Charlotte: Naomi mentions a central aspect of our time at JLI: navigating partnerships. JLI strives to engage in partnerships with local actors fairly and equitably. Recent trends in the field have pushed toward the local humanitarian leadership model, which places local actors in more central positions as holders of necessary cultural and religious knowledge. However, large organizations still often tokenize the involvement of local actors, engage in transactional partnerships, and act as owners of evidence and programming. Throughout my internship here, I have seen how Syria Bright Future (SBF), JLI’s MHPSS partner, acts as leader of research and programming while JLI seeks to support and share resources. It’s been a wonderful opportunity to engage with SBF in support of their work and stand back to let their expertise shine through. As Naomi mentioned, this means listening rather than informing, a trait that is undervalued in academia (and surprisingly challenging!). However, when I was able to step back and hear SBF’s understanding of the topic, it opened new doors for seeing the ways in which Syrian culture and religions affect MHPSS.

Naomi: In summary, this internship has been a place for Charlotte and myself to stretch our wings in terms of putting into practice the ideals and theories we hold from our studies. For myself, working for JLI has allowed me to humanize the ideas about power, religion, and equity about which I had read but never practiced. It also presented me with challenges that I had not anticipated but which helped me grow as both a scholar and a person. My favorite part of the internship, however, was the degree to which I was able to personalize my work. This internship required Charlotte and myself to have a voice and to use it. We were asked to complete projects relevant to our personal interests, to be vocal about our opinions about various aspects of JLI’s work, and to cultivate personal relationships with our partners (if our WhatsApp group chat with SBF is any indication). Thank you JLI!

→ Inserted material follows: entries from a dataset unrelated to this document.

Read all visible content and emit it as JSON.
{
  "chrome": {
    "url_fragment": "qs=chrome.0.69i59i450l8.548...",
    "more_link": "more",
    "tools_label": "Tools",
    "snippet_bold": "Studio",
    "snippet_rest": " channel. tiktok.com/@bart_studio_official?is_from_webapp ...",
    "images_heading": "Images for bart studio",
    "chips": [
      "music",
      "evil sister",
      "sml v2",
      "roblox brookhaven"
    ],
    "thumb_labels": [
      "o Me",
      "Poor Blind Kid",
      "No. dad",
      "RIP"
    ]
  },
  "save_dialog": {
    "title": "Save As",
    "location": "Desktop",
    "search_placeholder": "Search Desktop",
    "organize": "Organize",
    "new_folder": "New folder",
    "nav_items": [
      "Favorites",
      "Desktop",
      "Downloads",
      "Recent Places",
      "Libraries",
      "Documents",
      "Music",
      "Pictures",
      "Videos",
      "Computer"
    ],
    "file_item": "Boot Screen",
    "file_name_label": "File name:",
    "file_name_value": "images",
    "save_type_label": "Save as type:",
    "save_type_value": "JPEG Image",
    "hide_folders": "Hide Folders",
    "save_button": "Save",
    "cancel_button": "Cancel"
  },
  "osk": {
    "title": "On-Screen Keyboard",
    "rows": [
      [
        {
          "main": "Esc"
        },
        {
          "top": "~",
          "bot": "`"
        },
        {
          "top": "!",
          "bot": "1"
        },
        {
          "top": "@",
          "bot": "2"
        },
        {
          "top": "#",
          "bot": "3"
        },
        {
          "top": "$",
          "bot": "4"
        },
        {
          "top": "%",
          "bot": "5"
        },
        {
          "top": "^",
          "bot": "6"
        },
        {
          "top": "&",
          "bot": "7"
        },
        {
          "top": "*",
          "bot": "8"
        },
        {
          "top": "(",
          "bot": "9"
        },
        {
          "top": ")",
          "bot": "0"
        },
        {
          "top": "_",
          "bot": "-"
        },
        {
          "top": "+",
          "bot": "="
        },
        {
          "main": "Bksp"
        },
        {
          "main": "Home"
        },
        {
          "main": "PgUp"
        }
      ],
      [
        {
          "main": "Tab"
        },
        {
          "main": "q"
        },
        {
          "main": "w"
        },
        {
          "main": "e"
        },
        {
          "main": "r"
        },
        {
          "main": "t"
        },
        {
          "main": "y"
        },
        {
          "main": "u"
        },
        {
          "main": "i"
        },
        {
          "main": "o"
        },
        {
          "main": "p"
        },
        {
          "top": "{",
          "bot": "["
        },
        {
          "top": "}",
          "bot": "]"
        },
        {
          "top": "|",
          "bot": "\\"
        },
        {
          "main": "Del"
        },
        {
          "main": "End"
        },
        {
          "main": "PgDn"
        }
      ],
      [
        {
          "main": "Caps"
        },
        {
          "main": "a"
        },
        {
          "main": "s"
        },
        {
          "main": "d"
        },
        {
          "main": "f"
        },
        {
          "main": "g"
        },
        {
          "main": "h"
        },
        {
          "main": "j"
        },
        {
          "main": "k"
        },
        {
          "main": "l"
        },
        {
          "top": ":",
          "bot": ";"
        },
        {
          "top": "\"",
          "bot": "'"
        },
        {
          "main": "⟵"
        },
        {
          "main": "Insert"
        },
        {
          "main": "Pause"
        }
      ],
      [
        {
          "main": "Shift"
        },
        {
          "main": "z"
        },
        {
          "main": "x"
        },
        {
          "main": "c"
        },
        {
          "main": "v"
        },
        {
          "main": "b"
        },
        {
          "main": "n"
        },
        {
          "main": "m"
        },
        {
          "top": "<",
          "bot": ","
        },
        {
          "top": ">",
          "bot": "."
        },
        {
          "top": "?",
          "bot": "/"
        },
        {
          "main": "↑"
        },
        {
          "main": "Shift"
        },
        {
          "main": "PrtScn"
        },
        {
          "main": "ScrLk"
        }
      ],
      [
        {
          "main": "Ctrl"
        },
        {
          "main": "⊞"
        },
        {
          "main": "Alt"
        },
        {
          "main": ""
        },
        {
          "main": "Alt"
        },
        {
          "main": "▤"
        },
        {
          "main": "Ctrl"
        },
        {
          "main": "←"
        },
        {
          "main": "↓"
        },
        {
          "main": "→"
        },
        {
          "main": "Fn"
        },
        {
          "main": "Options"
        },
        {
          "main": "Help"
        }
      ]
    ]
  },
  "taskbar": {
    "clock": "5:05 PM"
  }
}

Submit a Comment

Your email address will not be published. Required fields are marked *